- Source material
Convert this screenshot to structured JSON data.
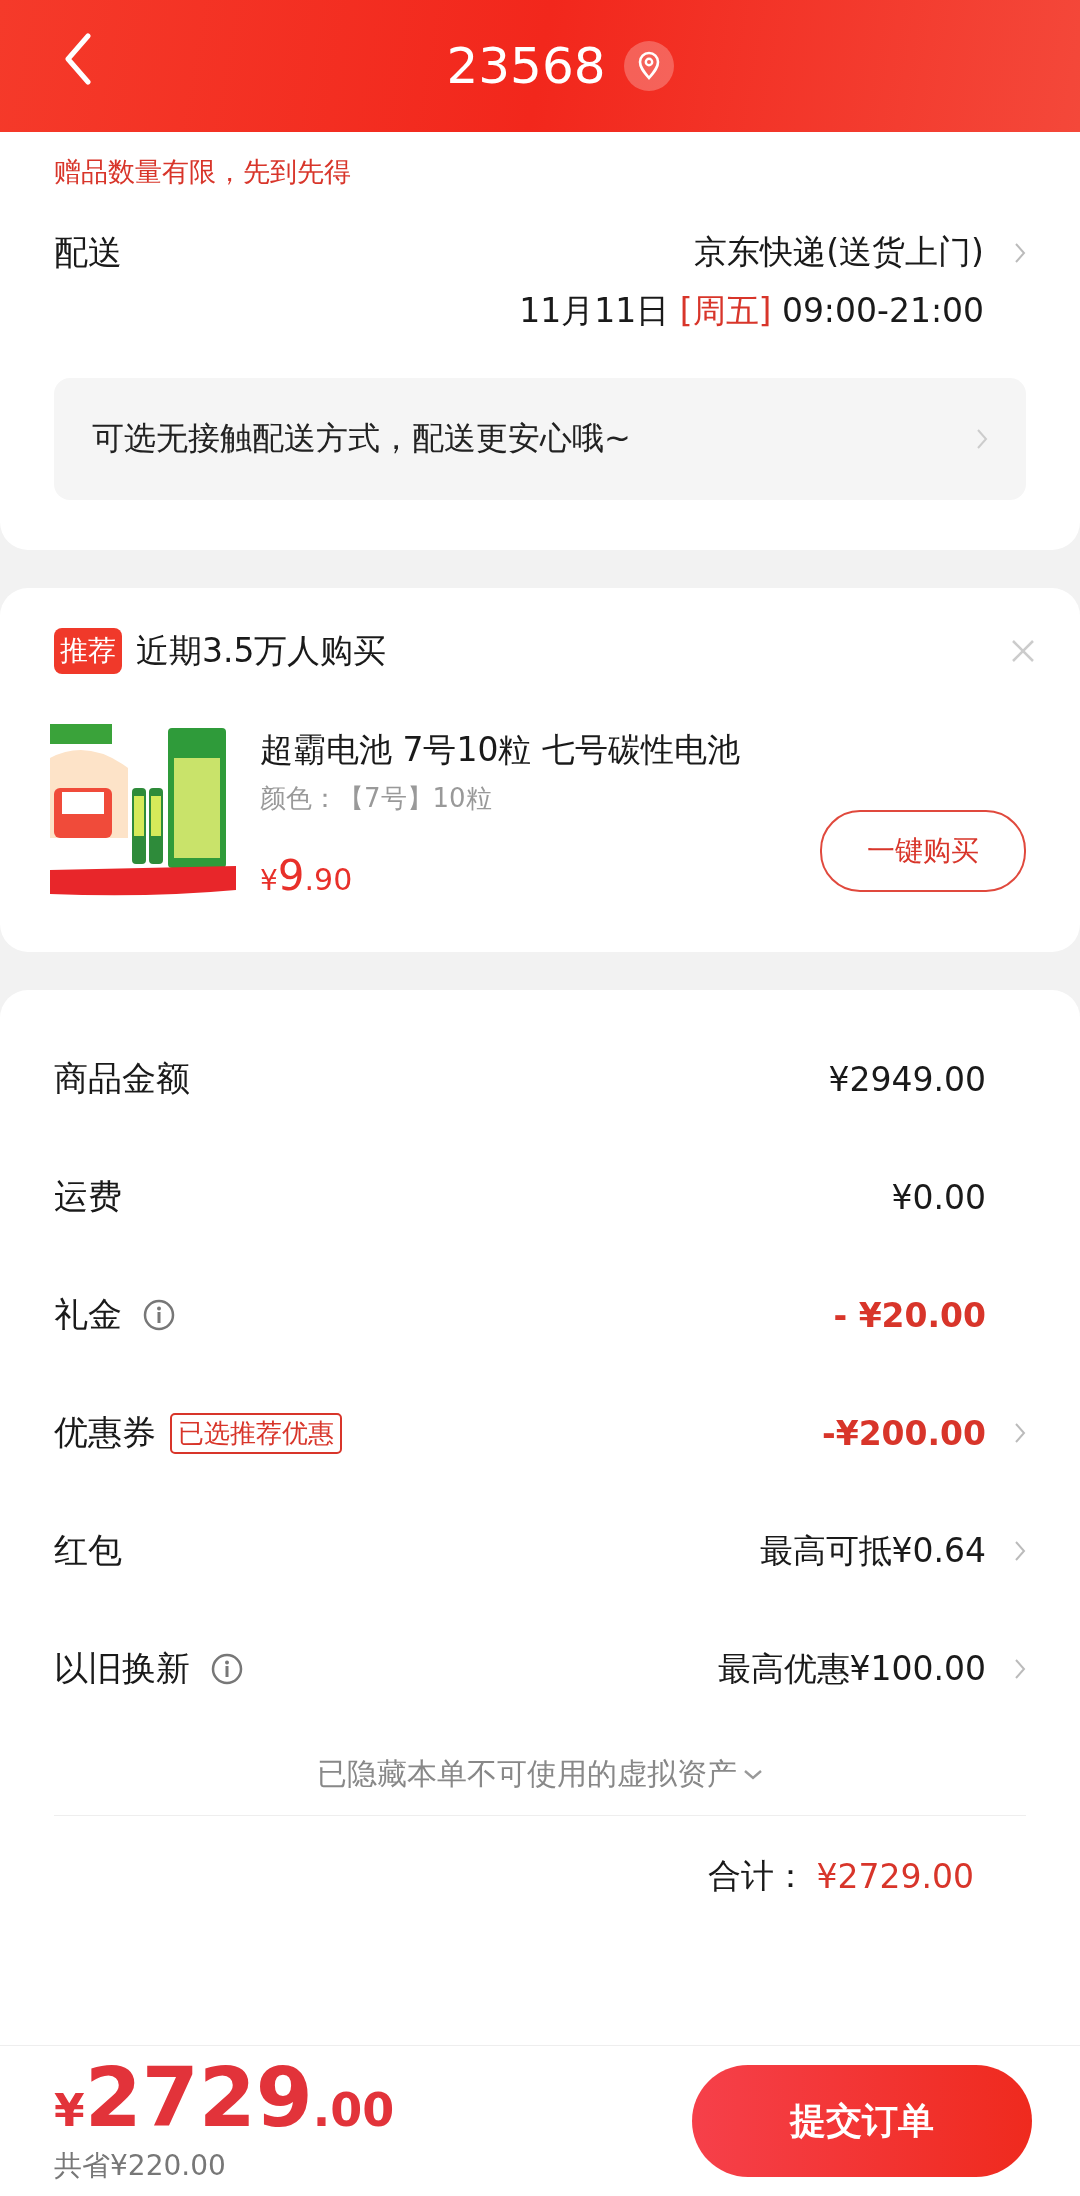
{
  "header": {
    "title": "23568"
  },
  "gift_note": "赠品数量有限，先到先得",
  "delivery": {
    "label": "配送",
    "carrier": "京东快递(送货上门)",
    "date": "11月11日",
    "weekday": "[周五]",
    "time": "09:00-21:00"
  },
  "contactless_notice": "可选无接触配送方式，配送更安心哦~",
  "recommendation": {
    "tag": "推荐",
    "headline": "近期3.5万人购买",
    "product": {
      "title": "超霸电池 7号10粒 七号碳性电池",
      "spec": "颜色：【7号】10粒",
      "price_symbol": "¥",
      "price_int": "9",
      "price_dec": ".90",
      "button": "一键购买"
    }
  },
  "summary": {
    "rows": [
      {
        "label": "商品金额",
        "info": false,
        "value": "¥2949.00",
        "discount": false,
        "chevron": false
      },
      {
        "label": "运费",
        "info": false,
        "value": "¥0.00",
        "discount": false,
        "chevron": false
      },
      {
        "label": "礼金",
        "info": true,
        "value": "- ¥20.00",
        "discount": true,
        "chevron": false
      },
      {
        "label": "优惠券",
        "info": false,
        "badge": "已选推荐优惠",
        "value": "-¥200.00",
        "discount": true,
        "chevron": true
      },
      {
        "label": "红包",
        "info": false,
        "value": "最高可抵¥0.64",
        "discount": false,
        "chevron": true
      },
      {
        "label": "以旧换新",
        "info": true,
        "value": "最高优惠¥100.00",
        "discount": false,
        "chevron": true
      }
    ],
    "hidden_assets": "已隐藏本单不可使用的虚拟资产",
    "total_label": "合计：",
    "total_value": "¥2729.00"
  },
  "footer": {
    "price_symbol": "¥",
    "price_int": "2729",
    "price_dec": ".00",
    "savings": "共省¥220.00",
    "submit": "提交订单"
  }
}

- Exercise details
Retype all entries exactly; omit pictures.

- Result for this task
Convert this screenshot to structured JSON data.
{
  "header": {
    "title": "23568"
  },
  "gift_note": "赠品数量有限，先到先得",
  "delivery": {
    "label": "配送",
    "carrier": "京东快递(送货上门)",
    "date": "11月11日",
    "weekday": "[周五]",
    "time": "09:00-21:00"
  },
  "contactless_notice": "可选无接触配送方式，配送更安心哦~",
  "recommendation": {
    "tag": "推荐",
    "headline": "近期3.5万人购买",
    "product": {
      "title": "超霸电池 7号10粒 七号碳性电池",
      "spec": "颜色：【7号】10粒",
      "price_symbol": "¥",
      "price_int": "9",
      "price_dec": ".90",
      "button": "一键购买"
    }
  },
  "summary": {
    "rows": [
      {
        "label": "商品金额",
        "info": false,
        "value": "¥2949.00",
        "discount": false,
        "chevron": false
      },
      {
        "label": "运费",
        "info": false,
        "value": "¥0.00",
        "discount": false,
        "chevron": false
      },
      {
        "label": "礼金",
        "info": true,
        "value": "- ¥20.00",
        "discount": true,
        "chevron": false
      },
      {
        "label": "优惠券",
        "info": false,
        "badge": "已选推荐优惠",
        "value": "-¥200.00",
        "discount": true,
        "chevron": true
      },
      {
        "label": "红包",
        "info": false,
        "value": "最高可抵¥0.64",
        "discount": false,
        "chevron": true
      },
      {
        "label": "以旧换新",
        "info": true,
        "value": "最高优惠¥100.00",
        "discount": false,
        "chevron": true
      }
    ],
    "hidden_assets": "已隐藏本单不可使用的虚拟资产",
    "total_label": "合计：",
    "total_value": "¥2729.00"
  },
  "footer": {
    "price_symbol": "¥",
    "price_int": "2729",
    "price_dec": ".00",
    "savings": "共省¥220.00",
    "submit": "提交订单"
  }
}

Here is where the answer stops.